A recent piece in Conde Nast Traveler highlights the female-led craft revolution in Oaxaca, featuring our dear friend Ana Paula Fuentes and Maddalena Forcella, among others. 

"Not so long ago, craft was something of a dirty word. “It was craft or design, but they never mixed,” Fuentes said. Forcella, who came to Oaxaca most recently from Chiapas, described a global “boom of handicraft” in the region as a blessing and a curse. “We are living in a privileged moment,” added Fuentes, of the growing craft trend you see in the proliferation of embroidery and tassels in every collection from Isabel Marant to J.Crew. “But we have to be conscious of our social, not just aesthetic, responsibility to work with the people who carry these traditions so that they don’t die out when the trend is over.”

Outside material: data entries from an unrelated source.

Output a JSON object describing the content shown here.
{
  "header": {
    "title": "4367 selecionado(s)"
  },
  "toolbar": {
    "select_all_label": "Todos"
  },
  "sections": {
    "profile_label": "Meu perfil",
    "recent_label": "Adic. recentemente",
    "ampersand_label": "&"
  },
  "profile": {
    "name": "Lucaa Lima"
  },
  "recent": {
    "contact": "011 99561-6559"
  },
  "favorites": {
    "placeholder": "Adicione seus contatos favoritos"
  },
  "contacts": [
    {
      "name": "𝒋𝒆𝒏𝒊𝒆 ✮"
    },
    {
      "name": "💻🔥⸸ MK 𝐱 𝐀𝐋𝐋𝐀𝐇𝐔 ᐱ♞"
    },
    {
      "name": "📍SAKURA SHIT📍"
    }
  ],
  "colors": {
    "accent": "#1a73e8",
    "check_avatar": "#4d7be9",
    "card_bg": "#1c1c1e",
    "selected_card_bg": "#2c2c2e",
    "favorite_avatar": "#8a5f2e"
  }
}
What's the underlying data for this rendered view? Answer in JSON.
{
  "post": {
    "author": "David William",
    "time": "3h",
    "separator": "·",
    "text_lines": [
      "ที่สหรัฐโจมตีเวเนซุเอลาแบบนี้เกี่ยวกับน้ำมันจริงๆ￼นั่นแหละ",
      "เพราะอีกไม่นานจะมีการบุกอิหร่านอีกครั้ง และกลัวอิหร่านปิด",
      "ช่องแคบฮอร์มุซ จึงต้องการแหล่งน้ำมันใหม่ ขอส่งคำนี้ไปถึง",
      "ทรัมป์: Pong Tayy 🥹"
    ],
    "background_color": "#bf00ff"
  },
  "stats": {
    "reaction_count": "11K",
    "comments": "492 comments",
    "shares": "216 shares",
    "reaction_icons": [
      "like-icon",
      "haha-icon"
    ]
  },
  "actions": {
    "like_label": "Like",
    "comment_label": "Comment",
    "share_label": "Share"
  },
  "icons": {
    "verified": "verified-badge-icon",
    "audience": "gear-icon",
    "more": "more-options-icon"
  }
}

"The irony isn’t lost on them that while Oaxaca—Land of the Seven Moles, as well as of the ancient city of Monte Albán, a complex of pyramids, markets, and temples built by the highly advanced Zapotecs, who also produced some of the earliest 365-day calendars and forms of writing—is trending among an international gypset, it’s also one of Mexico’s poorest states. And so the group embraces fashion’s ephemeral spotlight with cautious optimism, looking to the success of the Slow Food movement, which has drawn international attention to the nuance of, say, a yellow mole, as well as the deceptive simplicity of a street cart memela spread with asiento (pork fat)."

Read more. And check out our made-in-Oaxaca products: the Josefina Tote, made of Oaxacan wool, hand dyed with local indigo in an ombre pattern, and the handwoven (on the tiniest loom) Te Quiero bracelet.

September 16, 2017 by Megan Reilly Cayten